**TASK TO COMPLETE:** Look through the records, and wherever the string "selection" turns up, copy out that line.

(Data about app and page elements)
####

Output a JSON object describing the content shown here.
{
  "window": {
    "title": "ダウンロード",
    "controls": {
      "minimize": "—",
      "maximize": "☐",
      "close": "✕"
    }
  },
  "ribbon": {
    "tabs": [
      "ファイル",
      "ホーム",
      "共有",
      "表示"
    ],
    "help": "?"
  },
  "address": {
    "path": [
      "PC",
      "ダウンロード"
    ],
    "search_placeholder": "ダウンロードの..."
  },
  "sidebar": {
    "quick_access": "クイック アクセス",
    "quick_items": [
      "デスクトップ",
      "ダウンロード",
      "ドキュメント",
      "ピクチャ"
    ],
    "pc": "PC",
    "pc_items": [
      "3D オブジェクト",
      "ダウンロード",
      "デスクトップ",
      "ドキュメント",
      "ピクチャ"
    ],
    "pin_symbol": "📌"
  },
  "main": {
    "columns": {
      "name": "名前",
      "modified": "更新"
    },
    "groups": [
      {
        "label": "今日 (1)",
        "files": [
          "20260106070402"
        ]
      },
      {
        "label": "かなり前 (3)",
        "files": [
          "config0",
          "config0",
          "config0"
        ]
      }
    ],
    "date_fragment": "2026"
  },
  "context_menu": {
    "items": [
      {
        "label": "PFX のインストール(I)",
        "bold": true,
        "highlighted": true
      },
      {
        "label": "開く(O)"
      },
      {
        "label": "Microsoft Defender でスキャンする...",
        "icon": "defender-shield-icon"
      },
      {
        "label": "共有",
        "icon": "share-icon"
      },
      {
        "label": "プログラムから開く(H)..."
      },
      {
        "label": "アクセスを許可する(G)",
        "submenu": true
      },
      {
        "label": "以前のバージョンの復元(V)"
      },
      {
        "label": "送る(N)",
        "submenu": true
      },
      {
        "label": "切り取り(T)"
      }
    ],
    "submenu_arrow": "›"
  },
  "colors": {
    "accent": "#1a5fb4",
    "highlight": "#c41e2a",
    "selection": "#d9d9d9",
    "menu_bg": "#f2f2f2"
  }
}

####

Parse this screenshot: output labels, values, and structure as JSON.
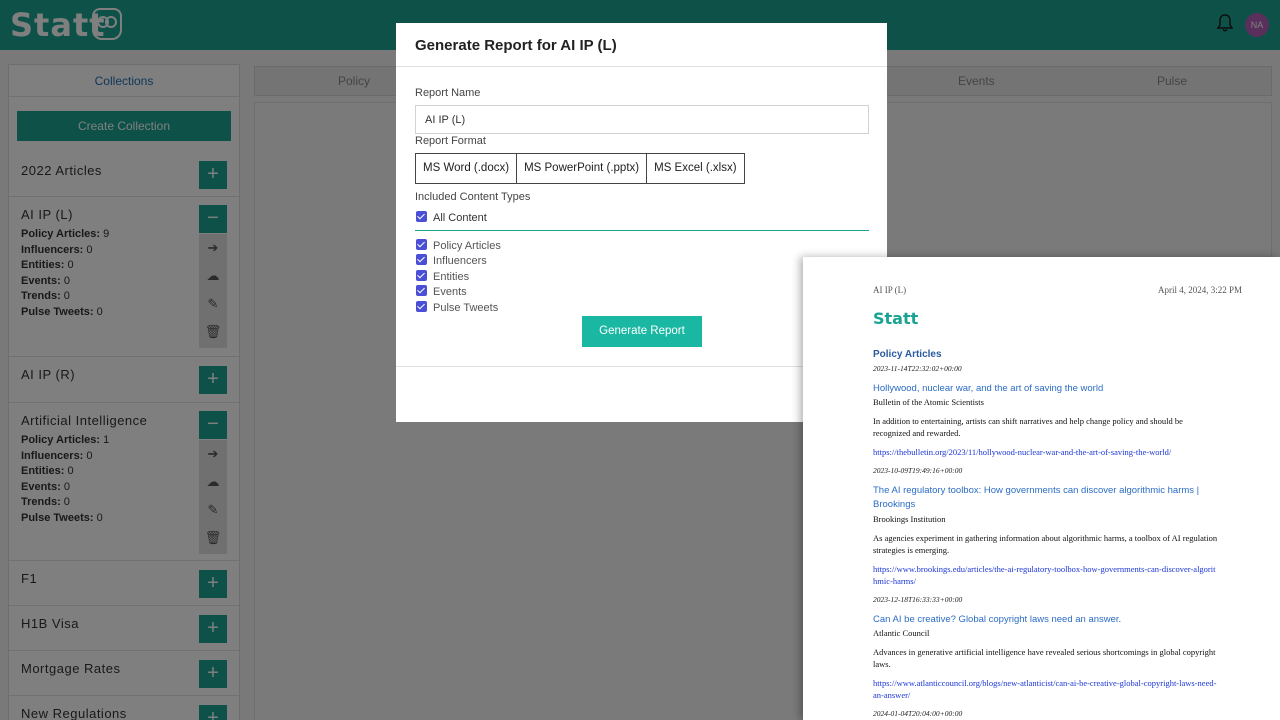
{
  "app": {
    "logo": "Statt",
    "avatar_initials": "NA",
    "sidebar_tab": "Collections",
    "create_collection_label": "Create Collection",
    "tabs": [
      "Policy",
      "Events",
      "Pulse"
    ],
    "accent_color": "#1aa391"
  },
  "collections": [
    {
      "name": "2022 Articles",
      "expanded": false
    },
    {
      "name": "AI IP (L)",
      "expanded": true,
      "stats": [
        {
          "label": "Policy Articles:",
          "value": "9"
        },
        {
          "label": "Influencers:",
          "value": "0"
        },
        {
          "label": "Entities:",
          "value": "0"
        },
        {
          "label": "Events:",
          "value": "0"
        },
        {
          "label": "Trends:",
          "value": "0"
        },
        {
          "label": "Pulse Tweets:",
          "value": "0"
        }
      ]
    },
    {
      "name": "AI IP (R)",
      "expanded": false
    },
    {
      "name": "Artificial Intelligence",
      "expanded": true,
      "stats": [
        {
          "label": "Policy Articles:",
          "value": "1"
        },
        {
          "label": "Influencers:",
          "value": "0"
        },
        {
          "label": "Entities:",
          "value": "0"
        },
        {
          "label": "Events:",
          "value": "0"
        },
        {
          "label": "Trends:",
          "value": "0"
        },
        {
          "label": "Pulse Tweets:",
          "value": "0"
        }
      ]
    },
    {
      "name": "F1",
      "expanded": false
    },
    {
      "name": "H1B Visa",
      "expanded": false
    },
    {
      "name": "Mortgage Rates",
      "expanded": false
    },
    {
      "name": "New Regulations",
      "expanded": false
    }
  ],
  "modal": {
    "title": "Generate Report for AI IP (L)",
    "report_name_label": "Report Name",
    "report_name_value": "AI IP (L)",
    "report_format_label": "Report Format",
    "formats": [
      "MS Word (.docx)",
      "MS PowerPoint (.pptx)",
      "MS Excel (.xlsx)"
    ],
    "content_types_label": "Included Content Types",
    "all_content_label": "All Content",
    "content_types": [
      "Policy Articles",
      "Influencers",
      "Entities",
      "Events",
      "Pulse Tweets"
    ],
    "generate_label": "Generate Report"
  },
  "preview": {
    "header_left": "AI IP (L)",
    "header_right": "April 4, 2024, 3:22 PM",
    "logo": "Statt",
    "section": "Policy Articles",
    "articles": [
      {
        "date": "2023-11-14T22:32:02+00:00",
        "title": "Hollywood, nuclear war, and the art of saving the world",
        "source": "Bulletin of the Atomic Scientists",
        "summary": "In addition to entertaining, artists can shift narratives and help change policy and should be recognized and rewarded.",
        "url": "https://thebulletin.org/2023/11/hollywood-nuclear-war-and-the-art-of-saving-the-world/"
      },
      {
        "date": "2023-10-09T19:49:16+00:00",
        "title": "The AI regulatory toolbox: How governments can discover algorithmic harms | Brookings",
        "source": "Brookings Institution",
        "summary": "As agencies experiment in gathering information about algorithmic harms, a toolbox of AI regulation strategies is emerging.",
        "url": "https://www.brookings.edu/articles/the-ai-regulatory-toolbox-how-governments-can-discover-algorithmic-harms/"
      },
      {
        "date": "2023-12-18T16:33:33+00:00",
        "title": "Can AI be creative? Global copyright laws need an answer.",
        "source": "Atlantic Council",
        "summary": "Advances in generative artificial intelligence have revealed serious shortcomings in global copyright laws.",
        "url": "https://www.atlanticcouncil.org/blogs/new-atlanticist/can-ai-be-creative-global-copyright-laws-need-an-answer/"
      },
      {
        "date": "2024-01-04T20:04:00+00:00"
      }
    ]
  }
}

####

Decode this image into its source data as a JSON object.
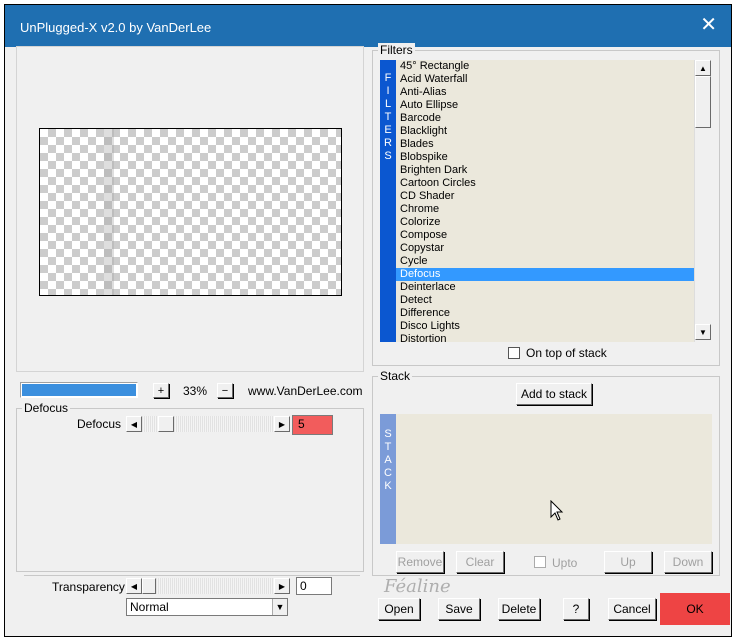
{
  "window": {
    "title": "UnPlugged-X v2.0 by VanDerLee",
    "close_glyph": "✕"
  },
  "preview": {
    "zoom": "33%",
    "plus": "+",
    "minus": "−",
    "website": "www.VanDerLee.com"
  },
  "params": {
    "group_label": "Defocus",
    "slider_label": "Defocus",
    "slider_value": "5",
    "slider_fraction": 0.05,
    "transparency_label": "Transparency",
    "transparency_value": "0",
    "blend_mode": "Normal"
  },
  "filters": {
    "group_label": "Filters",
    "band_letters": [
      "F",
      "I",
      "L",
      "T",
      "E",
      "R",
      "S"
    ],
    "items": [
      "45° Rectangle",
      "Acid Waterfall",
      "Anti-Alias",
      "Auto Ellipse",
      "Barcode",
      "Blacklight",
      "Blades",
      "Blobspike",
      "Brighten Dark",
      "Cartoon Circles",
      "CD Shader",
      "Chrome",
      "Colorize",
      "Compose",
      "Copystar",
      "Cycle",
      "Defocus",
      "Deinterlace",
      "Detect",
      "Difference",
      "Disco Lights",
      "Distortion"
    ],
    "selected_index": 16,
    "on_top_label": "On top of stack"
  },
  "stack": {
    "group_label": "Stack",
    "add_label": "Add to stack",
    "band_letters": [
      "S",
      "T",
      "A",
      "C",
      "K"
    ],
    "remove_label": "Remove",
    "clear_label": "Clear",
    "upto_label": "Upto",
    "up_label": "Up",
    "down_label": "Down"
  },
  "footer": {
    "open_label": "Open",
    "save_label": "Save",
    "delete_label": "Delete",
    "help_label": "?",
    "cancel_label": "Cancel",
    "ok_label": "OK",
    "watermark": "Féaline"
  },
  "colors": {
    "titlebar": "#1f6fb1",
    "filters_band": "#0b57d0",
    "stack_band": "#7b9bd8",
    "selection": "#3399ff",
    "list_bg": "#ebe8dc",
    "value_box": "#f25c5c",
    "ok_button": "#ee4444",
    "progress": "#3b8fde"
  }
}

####

**YOUR RESPONSE:**
    "selection": "#d9d9d9",
    "selection": "#3399ff",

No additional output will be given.